To Remember Tasks Better, Ditch Sticky Notes And Opt For An Object

According to recent research.

Struggling for creative ways to remember your to-do list? It might be time to break up with sticky notes, email reminders or scrawled notes on the back of your hand. A new Scientific American article recommends this potentially very effective mnemonic strategy: placing an unusual object in a specific place.

The method is based on research by Harvard behavioral scientist Todd Rogers, who divided a group of study participants in two, then told one group to grab a paper clip when exiting the lab and the other group to look for a small elephant statue. Both actions were meant to activate participants’ memory of a specific prompt. Participants who were asked to look for the more unusual elephant statue “were more likely to follow through” and remember the prompt.

Image courtesy of Unsplash

Rogers told Scientific American that a reminder object, as it’s called, works best when it’s strange. It should also stand out from its usual context. “For a reminder to succeed,” Rogers said, “it has to capture your attention at the moment you can focus on the task.”

Think of it this way: instead of grabbing for a pen and paper to jot down a quick reminder, associate a specific task — like sending an email — with an unusual object.
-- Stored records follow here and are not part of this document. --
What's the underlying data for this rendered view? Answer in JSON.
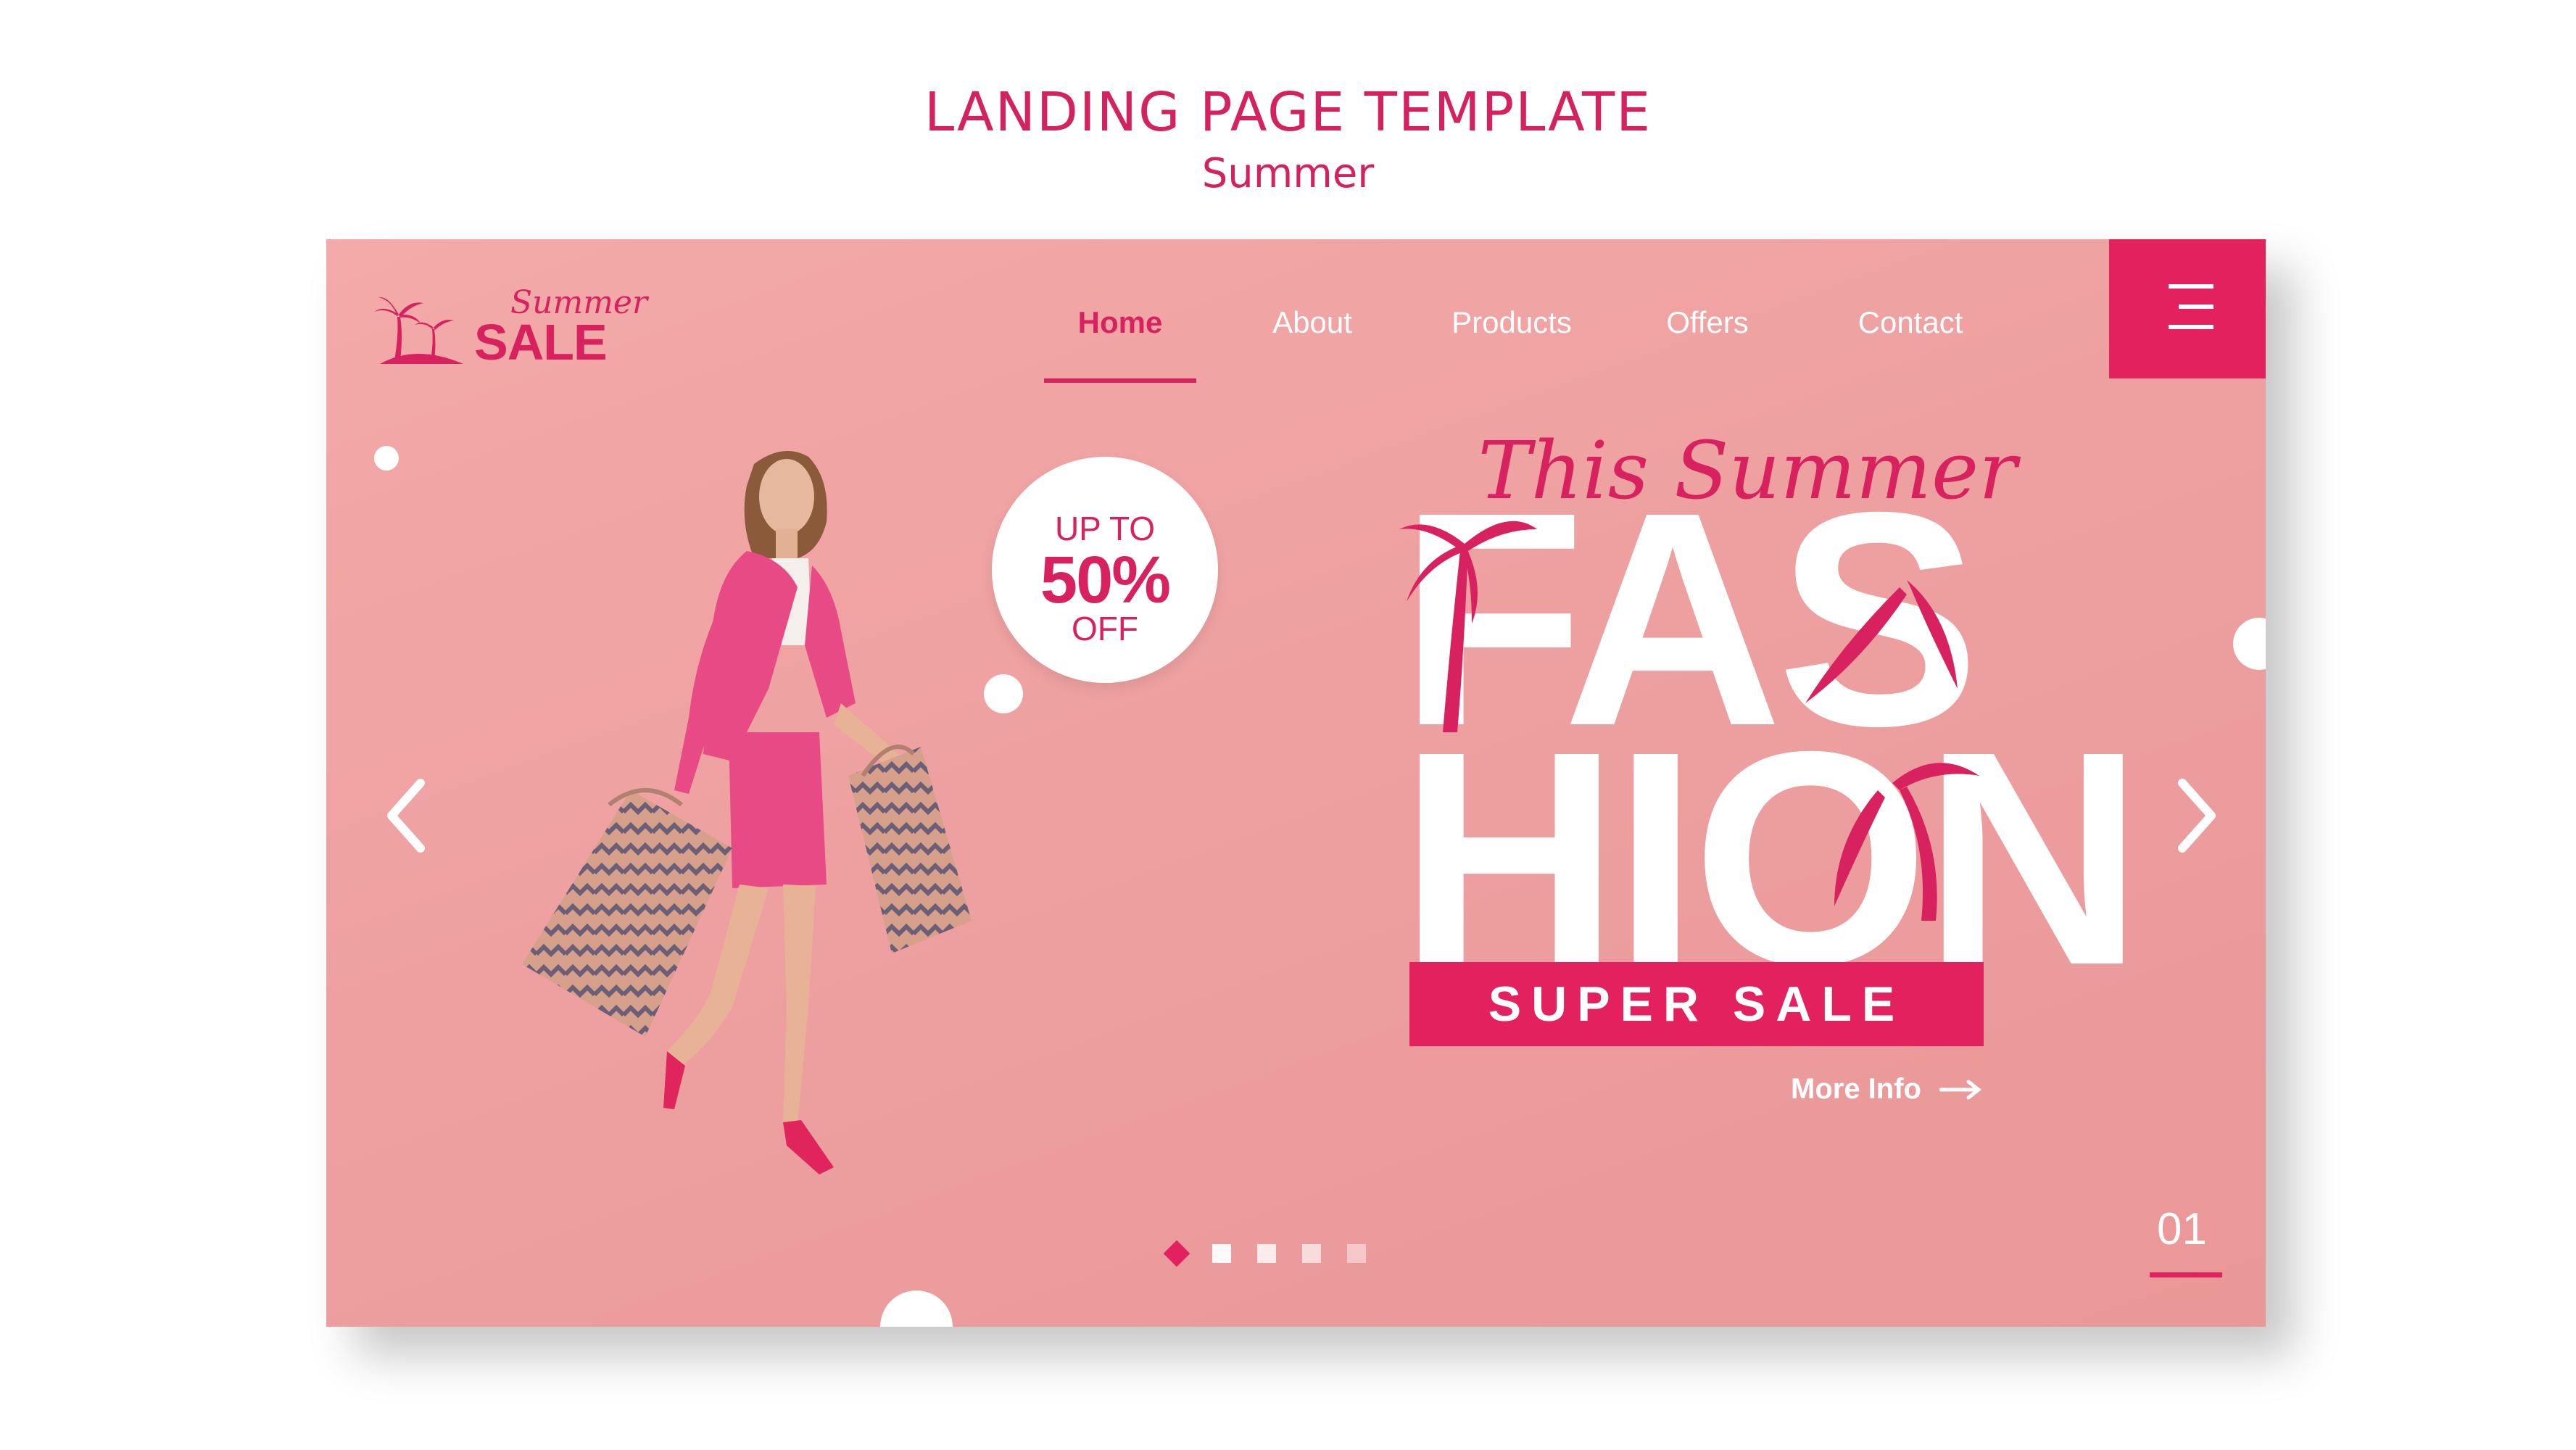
{
  "header": {
    "title": "LANDING PAGE TEMPLATE",
    "subtitle": "Summer"
  },
  "logo": {
    "script": "Summer",
    "text": "SALE"
  },
  "nav": {
    "items": [
      {
        "label": "Home",
        "active": true
      },
      {
        "label": "About",
        "active": false
      },
      {
        "label": "Products",
        "active": false
      },
      {
        "label": "Offers",
        "active": false
      },
      {
        "label": "Contact",
        "active": false
      }
    ]
  },
  "badge": {
    "top": "UP TO",
    "value": "50%",
    "bottom": "OFF"
  },
  "hero": {
    "script": "This Summer",
    "line1": "FAS",
    "line2": "HION",
    "banner": "SUPER SALE",
    "link": "More Info"
  },
  "pager": {
    "total": 5,
    "active": 0,
    "slide_number": "01"
  },
  "icons": {
    "menu": "hamburger-icon",
    "prev": "chevron-left-icon",
    "next": "chevron-right-icon",
    "more": "arrow-right-icon",
    "logo": "palm-tree-icon"
  },
  "colors": {
    "accent": "#e3215f",
    "background": "#f0a3a3",
    "text_light": "#ffffff"
  }
}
Then place that object somewhere you’re guaranteed to notice it.

Read more on Scientific American.